The injuries have been piling up for the Rockies, and one of their latest may have ended the injured party’s season. Michael Cuddyer, placed on the DL over the weekend due to an oblique strain, could be done for the year:
“There is a possibility,” Rockies manager Jim Tracy said Sunday when asked if Cuddyer is done. “I won’t (say) that’s completely the case, but I won’t rule it out, either.”
Cuddyer is batting .260/.317/.489 with 16 home runs and 58 RBI in 101 games this year, the first of a three year deal. Given that the Rockies aren’t playing for anything but pride for the next month and change, no sense in rushing him back.
Jon Morosi of MLB.com reports that the Los Angeles Angels are administering a two-hour written test to managerial candidates. The test presents “questions spanning analytical, interpersonal and game-management aspects of the job,” according to Morosi.

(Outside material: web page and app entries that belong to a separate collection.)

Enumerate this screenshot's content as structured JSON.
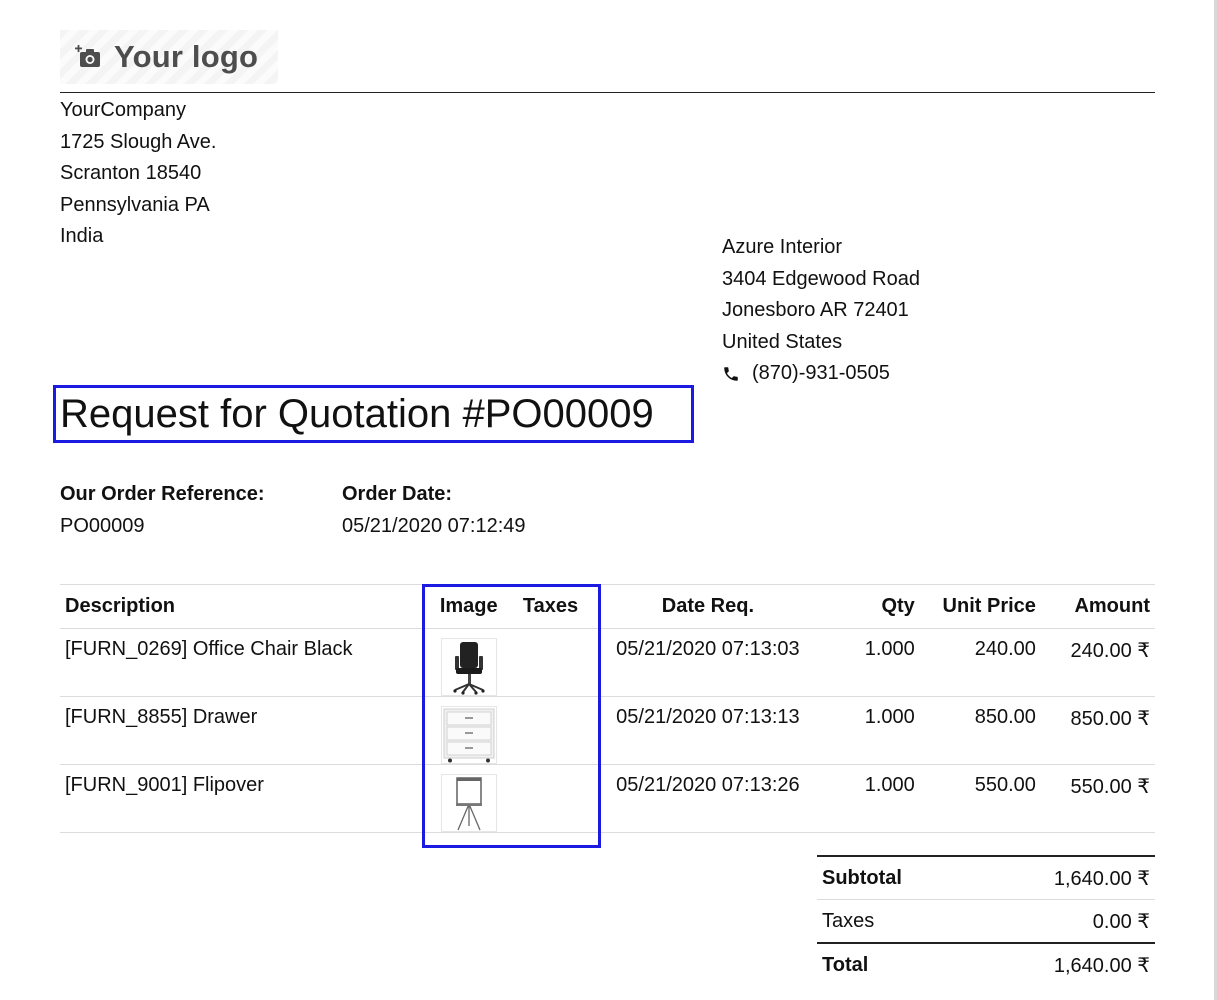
{
  "header": {
    "logo_text": "Your logo",
    "logo_icon": "camera-plus-icon"
  },
  "company": {
    "lines": [
      "YourCompany",
      "1725 Slough Ave.",
      "Scranton 18540",
      "Pennsylvania PA",
      "India"
    ]
  },
  "partner": {
    "lines": [
      "Azure Interior",
      "3404 Edgewood Road",
      "Jonesboro AR 72401",
      "United States"
    ],
    "phone": "(870)-931-0505",
    "phone_icon": "phone-icon"
  },
  "document": {
    "title": "Request for Quotation #PO00009",
    "order_ref_label": "Our Order Reference:",
    "order_ref": "PO00009",
    "order_date_label": "Order Date:",
    "order_date": "05/21/2020 07:12:49"
  },
  "table": {
    "headers": {
      "description": "Description",
      "image": "Image",
      "taxes": "Taxes",
      "date_req": "Date Req.",
      "qty": "Qty",
      "unit_price": "Unit Price",
      "amount": "Amount"
    },
    "rows": [
      {
        "description": "[FURN_0269] Office Chair Black",
        "image": "office-chair-image",
        "taxes": "",
        "date_req": "05/21/2020 07:13:03",
        "qty": "1.000",
        "unit_price": "240.00",
        "amount": "240.00 ₹"
      },
      {
        "description": "[FURN_8855] Drawer",
        "image": "drawer-image",
        "taxes": "",
        "date_req": "05/21/2020 07:13:13",
        "qty": "1.000",
        "unit_price": "850.00",
        "amount": "850.00 ₹"
      },
      {
        "description": "[FURN_9001] Flipover",
        "image": "flipover-image",
        "taxes": "",
        "date_req": "05/21/2020 07:13:26",
        "qty": "1.000",
        "unit_price": "550.00",
        "amount": "550.00 ₹"
      }
    ]
  },
  "totals": {
    "subtotal_label": "Subtotal",
    "subtotal": "1,640.00 ₹",
    "taxes_label": "Taxes",
    "taxes": "0.00 ₹",
    "total_label": "Total",
    "total": "1,640.00 ₹"
  },
  "colors": {
    "highlight": "#1a1ae0",
    "rule": "#222222",
    "row_border": "#dcdcdc"
  }
}
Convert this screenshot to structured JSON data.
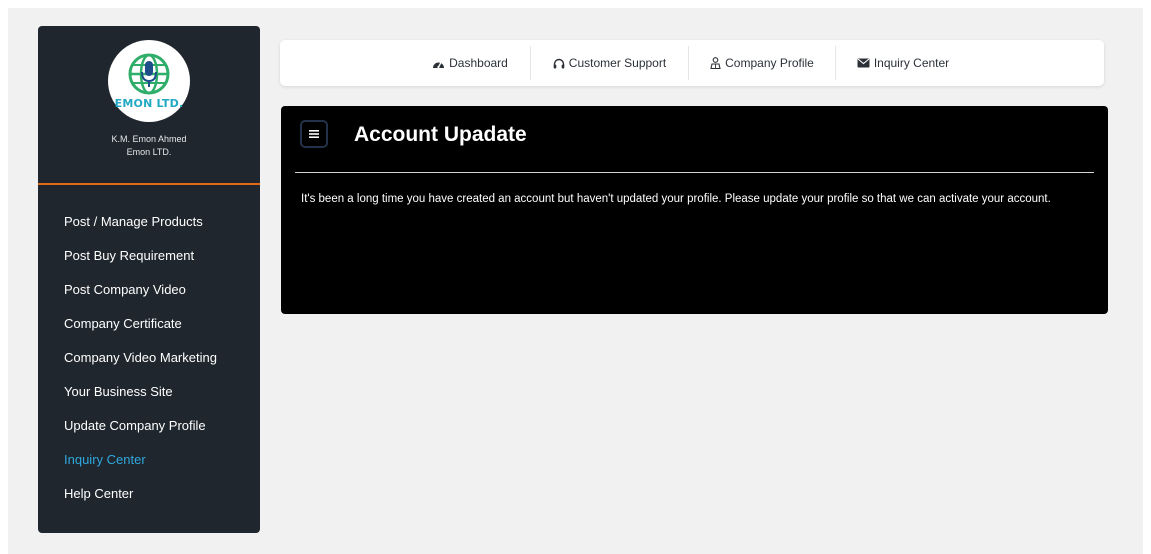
{
  "brand": {
    "logo_text": "EMON LTD.",
    "user_name": "K.M. Emon Ahmed",
    "company_name": "Emon LTD.",
    "accent_color": "#e26a17",
    "logo_color": "#21a9c4"
  },
  "sidebar": {
    "items": [
      {
        "label": "Post / Manage Products",
        "active": false
      },
      {
        "label": "Post Buy Requirement",
        "active": false
      },
      {
        "label": "Post Company Video",
        "active": false
      },
      {
        "label": "Company Certificate",
        "active": false
      },
      {
        "label": "Company Video Marketing",
        "active": false
      },
      {
        "label": "Your Business Site",
        "active": false
      },
      {
        "label": "Update Company Profile",
        "active": false
      },
      {
        "label": "Inquiry Center",
        "active": true
      },
      {
        "label": "Help Center",
        "active": false
      }
    ],
    "active_color": "#2fa8dd"
  },
  "topnav": {
    "items": [
      {
        "label": "Dashboard",
        "icon": "dashboard-icon"
      },
      {
        "label": "Customer Support",
        "icon": "headphones-icon"
      },
      {
        "label": "Company Profile",
        "icon": "user-icon"
      },
      {
        "label": "Inquiry Center",
        "icon": "envelope-icon"
      }
    ]
  },
  "main": {
    "menu_icon": "hamburger-icon",
    "title": "Account Upadate",
    "message": "It's been a long time you have created an account but haven't updated your profile. Please update your profile so that we can activate your account."
  }
}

I can’t find any reference to it, but I remember another team doing some form of written testing for managerial candidates within the past couple of years. Questions which presented tactical dilemmas, for example. I don’t recall it being so intense, however. And then, as now, I have a hard time seeing experienced candidates wanting to sit for a two-hour written exam when their track record as a manager, along with an interview to assess compatibility should cover most of it. Just seems like an extension of the current trend in which front offices are taking away authority and, with this, some measure of professional respect, from managers.